Hundreds of Palestinians marched through the streets of Jerusalem yesterday to protest against plans to build a museum on part of a centuries-old Muslim cemetery. The Museum of Tolerance is intended to promote understanding in a city divided by ethnic and religious rivalries, but protesters say building it over gravesites does anything but.
Several Muslim groups opposed the project but the Israeli Supreme Court overturned theirappeal last week, saying that there had been a busy parking lot on the site since 1960, and no objections had been filed.
The protesters, many wearing traditional black and white check keffiyeh headdresses, marched peacefully from East Jerusalem to the proposed site, just west of the walled Old City but voiced heated sentiments. "To go and to kill the people another time after their death is criminal," said Dr Ahmed Kanam, one of the protesters.
The court did give contractors 60 days to agree with the Israel Antiquities Authority on a way to either remove the deceased for reburial or install a barrier between the graves and a future building foundation to avoid disturbing the remains. The cemetery is 300 to 400 years old, but fell out of use after the founding of Israel in 1948. Crumbling gravestones are still visible. One of them is daubed with graffiti reading "Death to Arabs".

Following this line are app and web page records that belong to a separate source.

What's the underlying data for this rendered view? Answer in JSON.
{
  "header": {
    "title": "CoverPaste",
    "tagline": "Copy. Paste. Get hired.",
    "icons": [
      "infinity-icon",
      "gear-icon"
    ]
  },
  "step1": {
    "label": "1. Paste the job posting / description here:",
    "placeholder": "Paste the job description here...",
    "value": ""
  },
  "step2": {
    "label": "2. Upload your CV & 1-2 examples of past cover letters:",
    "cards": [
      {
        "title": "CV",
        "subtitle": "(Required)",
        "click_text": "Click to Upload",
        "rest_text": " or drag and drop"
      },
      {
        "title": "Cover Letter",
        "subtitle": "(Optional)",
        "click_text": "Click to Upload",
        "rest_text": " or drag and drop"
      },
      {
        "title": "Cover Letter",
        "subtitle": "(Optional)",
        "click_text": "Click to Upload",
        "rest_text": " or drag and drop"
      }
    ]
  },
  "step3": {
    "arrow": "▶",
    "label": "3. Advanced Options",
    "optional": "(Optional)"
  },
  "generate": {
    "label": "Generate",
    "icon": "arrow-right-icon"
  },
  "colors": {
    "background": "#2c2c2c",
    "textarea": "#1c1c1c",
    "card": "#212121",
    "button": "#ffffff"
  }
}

The Muslim protesters are supported by ultra-Orthodox Jews active in preserving graves and often interfering with construction projects.
The museum is being built by the Simon Wiesenthal Centre, a Los Angeles-based Jewish organisation. The Weisenthal Centre says the purpose of the museum is to promote understanding in a city holy to Jews, Christians and Muslims alike. It is to have a conference centre, theatre and museums for both adults and children.Reuse content